**WORK TO BE COMPLETED:** Below are the records; count the lines in which "JSON" occurs and report only that number.

[Data records for software interfaces]

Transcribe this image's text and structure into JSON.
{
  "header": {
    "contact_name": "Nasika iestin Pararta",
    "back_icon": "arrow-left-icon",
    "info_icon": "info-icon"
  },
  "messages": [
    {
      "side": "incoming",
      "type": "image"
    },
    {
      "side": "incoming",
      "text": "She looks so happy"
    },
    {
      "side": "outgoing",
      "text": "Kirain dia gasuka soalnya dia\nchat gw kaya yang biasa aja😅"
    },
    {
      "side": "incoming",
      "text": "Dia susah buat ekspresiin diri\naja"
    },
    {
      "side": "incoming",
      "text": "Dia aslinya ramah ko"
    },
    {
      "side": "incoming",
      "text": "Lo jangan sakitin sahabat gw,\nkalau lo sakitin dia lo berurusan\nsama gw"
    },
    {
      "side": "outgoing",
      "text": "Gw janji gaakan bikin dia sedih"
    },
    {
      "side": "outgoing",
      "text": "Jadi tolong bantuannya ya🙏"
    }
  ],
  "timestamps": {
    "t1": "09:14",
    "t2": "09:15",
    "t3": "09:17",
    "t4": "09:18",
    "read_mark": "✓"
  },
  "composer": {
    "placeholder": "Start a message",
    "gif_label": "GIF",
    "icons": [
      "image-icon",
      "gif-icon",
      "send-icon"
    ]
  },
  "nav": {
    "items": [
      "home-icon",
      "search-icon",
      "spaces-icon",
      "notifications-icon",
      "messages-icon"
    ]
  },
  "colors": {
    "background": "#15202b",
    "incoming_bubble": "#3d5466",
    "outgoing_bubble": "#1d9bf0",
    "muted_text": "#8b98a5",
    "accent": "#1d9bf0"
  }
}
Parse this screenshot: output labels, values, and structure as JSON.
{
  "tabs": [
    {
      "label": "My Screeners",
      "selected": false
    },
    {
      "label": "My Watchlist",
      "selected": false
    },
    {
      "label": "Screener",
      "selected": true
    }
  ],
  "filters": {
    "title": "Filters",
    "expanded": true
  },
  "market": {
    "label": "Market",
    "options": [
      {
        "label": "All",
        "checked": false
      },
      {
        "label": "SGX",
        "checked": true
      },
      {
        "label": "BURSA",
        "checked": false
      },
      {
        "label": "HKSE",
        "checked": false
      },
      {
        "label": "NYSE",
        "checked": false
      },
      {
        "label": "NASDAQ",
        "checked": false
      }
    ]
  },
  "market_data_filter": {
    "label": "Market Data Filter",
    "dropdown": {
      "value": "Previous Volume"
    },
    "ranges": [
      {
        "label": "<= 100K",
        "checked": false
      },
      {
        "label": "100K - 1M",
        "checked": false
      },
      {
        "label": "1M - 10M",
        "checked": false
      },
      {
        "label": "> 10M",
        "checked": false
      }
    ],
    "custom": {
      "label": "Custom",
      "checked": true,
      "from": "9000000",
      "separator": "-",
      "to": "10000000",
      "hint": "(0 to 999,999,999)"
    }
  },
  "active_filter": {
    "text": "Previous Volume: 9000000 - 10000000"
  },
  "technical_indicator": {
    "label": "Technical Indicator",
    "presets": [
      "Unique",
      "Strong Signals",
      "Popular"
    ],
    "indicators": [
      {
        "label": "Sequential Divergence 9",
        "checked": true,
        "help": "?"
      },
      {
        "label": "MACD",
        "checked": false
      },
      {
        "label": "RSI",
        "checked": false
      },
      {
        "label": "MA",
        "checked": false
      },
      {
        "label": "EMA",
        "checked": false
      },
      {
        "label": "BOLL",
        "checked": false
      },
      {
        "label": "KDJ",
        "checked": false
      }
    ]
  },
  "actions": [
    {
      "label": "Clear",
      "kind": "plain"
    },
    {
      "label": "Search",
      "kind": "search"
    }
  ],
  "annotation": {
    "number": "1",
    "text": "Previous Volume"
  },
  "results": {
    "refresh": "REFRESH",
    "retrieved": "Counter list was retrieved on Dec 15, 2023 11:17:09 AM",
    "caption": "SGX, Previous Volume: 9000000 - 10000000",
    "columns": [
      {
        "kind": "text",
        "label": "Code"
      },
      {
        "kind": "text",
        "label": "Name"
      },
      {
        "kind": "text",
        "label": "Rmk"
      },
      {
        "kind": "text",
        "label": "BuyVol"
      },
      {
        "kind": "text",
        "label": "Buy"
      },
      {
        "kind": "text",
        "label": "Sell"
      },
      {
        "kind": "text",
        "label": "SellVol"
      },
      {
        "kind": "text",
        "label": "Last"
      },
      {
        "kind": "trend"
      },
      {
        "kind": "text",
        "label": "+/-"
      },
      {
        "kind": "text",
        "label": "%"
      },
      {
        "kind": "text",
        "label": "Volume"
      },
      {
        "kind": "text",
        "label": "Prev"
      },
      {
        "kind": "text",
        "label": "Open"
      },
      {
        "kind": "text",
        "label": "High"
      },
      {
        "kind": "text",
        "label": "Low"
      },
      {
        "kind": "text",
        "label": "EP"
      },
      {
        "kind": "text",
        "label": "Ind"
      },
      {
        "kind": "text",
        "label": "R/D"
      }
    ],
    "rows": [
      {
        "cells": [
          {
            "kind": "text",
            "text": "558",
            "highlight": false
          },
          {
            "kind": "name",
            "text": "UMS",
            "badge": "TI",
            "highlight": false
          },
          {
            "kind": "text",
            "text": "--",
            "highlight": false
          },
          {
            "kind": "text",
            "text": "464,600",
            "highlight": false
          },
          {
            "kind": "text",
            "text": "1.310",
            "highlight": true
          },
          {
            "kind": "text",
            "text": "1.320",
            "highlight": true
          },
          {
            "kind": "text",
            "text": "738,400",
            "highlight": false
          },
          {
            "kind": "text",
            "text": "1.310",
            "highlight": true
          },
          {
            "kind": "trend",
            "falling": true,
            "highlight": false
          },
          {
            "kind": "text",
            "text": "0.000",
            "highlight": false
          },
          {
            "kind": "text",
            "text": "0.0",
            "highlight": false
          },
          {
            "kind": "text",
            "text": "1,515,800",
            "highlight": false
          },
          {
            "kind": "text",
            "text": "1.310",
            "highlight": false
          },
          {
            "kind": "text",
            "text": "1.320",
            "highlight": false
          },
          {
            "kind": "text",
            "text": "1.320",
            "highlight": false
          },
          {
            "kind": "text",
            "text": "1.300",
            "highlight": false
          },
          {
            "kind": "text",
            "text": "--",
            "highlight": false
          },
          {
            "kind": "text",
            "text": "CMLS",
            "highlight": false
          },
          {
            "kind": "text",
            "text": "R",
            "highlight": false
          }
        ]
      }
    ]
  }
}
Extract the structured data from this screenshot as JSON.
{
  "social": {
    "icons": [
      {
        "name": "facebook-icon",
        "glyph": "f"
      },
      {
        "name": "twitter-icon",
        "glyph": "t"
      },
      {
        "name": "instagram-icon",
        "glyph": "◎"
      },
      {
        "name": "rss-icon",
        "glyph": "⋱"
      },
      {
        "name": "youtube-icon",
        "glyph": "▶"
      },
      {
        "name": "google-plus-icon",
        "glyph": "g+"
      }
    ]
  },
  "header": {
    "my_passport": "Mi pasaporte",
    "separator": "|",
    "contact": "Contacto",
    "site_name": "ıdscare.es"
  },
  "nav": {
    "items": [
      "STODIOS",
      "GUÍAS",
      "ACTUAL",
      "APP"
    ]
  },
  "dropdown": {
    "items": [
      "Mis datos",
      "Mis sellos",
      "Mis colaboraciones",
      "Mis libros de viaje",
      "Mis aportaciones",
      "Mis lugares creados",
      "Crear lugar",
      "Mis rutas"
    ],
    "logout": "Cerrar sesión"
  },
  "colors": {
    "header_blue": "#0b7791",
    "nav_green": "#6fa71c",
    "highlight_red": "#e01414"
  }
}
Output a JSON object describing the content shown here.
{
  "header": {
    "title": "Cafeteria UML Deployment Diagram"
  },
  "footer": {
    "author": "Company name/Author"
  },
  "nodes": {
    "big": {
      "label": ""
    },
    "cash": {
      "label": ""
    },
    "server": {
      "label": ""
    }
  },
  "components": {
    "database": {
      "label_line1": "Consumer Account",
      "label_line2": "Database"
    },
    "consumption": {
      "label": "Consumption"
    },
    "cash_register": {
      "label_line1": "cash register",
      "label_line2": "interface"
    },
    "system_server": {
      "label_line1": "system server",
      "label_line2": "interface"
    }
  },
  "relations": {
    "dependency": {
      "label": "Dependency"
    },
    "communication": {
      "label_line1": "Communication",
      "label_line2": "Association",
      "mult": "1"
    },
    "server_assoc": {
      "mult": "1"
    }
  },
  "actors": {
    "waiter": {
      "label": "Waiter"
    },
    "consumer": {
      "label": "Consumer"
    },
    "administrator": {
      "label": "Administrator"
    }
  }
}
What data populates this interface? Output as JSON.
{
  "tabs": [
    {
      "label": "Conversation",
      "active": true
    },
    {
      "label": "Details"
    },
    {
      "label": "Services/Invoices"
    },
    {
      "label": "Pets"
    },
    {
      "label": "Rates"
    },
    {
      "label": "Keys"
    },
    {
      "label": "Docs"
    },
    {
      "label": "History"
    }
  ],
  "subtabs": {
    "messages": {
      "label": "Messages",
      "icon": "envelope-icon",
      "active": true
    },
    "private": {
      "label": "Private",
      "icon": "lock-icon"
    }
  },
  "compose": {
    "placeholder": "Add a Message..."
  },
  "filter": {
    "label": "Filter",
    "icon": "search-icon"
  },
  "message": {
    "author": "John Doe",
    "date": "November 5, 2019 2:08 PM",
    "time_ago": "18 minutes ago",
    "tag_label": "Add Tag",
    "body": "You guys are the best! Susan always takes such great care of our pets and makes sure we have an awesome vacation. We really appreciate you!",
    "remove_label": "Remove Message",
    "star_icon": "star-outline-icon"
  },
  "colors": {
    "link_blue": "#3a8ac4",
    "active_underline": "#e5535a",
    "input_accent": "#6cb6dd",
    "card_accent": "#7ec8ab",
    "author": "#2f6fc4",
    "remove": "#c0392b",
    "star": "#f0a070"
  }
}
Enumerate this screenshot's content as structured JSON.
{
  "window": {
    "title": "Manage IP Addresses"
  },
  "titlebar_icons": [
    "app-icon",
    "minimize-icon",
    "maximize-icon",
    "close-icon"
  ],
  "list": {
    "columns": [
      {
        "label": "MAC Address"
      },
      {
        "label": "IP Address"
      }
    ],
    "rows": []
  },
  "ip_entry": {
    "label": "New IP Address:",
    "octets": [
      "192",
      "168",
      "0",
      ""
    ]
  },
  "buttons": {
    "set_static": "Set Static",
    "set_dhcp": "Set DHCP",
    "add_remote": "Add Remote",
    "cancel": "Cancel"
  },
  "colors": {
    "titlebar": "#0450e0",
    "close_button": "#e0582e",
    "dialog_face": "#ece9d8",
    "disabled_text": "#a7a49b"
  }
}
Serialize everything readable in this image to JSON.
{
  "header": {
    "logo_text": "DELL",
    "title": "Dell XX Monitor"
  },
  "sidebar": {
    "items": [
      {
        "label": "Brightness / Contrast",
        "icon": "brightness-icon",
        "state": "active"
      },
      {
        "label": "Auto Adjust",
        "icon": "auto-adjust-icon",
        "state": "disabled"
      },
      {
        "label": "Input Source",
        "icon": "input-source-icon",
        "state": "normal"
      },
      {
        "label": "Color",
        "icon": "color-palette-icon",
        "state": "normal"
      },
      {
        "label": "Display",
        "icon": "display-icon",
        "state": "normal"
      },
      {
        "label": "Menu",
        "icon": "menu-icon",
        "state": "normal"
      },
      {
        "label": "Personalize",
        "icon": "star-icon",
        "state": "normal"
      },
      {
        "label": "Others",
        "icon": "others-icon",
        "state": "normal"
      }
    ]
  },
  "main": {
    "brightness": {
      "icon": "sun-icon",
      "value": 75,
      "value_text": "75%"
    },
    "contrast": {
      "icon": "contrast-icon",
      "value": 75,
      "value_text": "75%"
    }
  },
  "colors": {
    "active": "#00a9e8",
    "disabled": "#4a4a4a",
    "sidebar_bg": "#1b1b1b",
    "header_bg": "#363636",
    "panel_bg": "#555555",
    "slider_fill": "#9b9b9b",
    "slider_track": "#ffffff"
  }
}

**EXERCISE RESPONSE:** 7